Work request ▸ Which lines below hold the word "JSON"? Report each one.

── Entries provided

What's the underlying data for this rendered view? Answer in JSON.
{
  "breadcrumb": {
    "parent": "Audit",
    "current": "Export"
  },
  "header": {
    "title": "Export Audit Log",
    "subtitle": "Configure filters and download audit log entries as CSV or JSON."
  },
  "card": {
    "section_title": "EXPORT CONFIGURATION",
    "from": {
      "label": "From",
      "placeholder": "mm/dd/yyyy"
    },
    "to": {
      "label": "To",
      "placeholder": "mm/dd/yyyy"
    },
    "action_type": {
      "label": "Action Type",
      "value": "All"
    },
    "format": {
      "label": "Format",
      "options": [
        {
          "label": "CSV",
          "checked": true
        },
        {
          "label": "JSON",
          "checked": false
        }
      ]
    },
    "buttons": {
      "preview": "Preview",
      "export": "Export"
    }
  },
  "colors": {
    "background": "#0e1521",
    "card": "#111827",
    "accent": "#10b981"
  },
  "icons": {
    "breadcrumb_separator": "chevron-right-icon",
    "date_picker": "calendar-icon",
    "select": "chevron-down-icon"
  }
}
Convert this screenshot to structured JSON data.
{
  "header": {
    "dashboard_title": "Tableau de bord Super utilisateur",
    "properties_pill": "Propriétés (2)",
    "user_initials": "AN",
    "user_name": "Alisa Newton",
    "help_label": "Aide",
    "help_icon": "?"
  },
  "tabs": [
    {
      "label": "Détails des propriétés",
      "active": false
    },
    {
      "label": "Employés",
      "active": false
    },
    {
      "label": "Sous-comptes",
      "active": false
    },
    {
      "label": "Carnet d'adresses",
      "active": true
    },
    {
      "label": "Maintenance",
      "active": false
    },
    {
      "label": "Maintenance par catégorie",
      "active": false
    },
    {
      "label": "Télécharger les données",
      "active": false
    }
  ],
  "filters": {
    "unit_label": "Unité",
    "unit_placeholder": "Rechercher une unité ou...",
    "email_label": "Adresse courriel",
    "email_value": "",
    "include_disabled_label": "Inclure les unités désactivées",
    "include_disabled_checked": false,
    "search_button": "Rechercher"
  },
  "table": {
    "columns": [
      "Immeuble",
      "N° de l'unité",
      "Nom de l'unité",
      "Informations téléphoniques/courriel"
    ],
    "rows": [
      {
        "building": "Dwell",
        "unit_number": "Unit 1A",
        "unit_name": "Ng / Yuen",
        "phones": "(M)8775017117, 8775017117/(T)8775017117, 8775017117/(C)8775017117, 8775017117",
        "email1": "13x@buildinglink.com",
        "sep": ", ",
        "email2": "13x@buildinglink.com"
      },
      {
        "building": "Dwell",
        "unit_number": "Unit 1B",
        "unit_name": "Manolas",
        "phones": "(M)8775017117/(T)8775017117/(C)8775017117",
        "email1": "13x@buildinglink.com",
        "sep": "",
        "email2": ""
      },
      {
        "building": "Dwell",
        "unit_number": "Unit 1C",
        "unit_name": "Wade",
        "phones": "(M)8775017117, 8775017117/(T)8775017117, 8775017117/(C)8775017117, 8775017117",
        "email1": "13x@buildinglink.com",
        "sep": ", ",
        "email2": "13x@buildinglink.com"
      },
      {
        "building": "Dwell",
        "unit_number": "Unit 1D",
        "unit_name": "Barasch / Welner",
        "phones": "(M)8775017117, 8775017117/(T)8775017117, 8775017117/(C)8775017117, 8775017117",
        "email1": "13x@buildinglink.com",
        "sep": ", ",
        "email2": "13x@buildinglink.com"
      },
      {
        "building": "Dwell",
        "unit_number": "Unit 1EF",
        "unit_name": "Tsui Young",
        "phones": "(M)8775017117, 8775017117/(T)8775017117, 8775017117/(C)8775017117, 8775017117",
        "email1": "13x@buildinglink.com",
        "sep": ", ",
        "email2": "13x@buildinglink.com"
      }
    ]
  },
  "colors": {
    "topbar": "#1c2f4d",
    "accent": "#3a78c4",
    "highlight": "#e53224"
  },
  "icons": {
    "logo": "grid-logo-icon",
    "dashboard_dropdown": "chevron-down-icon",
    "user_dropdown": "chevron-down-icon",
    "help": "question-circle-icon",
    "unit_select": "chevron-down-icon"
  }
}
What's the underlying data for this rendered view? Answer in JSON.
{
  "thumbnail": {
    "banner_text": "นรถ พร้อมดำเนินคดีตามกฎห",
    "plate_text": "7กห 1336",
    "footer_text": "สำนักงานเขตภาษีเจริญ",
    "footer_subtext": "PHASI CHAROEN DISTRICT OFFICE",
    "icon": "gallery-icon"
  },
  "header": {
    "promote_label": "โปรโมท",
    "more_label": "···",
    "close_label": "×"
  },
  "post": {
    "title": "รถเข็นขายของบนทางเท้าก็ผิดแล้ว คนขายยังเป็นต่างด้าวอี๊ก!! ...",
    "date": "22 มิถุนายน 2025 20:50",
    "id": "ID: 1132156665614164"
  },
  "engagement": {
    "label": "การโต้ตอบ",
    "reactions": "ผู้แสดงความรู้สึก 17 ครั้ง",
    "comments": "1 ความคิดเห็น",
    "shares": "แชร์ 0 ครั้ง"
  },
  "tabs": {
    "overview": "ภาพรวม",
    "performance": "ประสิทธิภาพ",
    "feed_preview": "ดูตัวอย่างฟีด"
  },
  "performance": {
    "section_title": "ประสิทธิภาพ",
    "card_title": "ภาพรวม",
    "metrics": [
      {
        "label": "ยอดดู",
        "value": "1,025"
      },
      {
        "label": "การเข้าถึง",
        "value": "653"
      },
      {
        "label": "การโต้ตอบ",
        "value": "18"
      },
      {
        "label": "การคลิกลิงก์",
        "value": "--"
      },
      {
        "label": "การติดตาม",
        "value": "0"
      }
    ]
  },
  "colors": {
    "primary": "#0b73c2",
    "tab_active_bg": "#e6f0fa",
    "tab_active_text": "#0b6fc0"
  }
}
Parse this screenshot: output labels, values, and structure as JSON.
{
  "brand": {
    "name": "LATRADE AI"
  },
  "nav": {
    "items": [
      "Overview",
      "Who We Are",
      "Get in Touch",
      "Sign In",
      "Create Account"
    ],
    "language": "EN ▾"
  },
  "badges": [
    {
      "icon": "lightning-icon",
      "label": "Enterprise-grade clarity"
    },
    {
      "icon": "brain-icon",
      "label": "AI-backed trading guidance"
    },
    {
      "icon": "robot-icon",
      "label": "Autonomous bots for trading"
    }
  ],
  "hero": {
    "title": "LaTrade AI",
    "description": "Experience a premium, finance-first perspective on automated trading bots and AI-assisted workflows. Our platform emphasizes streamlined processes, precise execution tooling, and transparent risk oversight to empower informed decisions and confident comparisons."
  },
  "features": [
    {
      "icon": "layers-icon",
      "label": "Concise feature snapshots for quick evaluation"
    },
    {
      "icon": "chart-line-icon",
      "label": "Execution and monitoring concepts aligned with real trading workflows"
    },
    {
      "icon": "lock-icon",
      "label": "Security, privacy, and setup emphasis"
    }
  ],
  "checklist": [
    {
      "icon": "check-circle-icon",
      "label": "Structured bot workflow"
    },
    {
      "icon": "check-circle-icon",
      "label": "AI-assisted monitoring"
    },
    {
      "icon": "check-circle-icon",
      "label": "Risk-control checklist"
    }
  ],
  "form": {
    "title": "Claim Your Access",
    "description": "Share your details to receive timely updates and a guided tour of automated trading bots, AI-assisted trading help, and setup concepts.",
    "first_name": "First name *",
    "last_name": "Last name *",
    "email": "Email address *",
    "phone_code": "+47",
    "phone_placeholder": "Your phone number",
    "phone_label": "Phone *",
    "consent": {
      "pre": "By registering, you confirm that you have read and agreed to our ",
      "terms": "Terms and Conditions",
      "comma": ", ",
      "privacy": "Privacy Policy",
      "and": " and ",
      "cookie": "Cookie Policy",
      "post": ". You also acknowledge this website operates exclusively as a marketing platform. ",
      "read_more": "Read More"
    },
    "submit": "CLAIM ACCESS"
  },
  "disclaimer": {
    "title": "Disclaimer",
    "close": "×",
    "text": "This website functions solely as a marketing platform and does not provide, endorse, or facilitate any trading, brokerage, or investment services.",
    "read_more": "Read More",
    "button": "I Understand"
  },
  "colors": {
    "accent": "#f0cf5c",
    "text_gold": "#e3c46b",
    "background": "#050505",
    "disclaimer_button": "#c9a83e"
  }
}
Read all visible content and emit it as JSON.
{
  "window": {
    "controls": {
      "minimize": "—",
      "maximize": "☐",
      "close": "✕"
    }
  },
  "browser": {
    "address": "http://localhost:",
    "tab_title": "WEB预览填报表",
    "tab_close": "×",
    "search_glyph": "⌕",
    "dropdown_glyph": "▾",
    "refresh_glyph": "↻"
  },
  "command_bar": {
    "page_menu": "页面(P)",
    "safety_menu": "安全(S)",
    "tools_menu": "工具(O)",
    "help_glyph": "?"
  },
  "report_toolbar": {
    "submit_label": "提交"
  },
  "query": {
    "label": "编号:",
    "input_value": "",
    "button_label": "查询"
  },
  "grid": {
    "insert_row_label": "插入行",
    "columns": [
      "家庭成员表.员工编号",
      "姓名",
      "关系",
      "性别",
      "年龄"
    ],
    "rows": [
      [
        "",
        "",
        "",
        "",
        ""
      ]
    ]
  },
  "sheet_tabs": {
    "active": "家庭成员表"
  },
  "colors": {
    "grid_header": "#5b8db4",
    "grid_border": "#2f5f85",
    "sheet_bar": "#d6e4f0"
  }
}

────

Output ▸
What's the underlying data for this rendered view? Answer in JSON.
    "subtitle": "Configure filters and download audit log entries as CSV or JSON."
          "label": "JSON",
Convert this screenshot to structured JSON data.
What's the underlying data for this rendered view? Answer in JSON.
Parse this screenshot: output labels, values, and structure as JSON.
Read all visible content and emit it as JSON.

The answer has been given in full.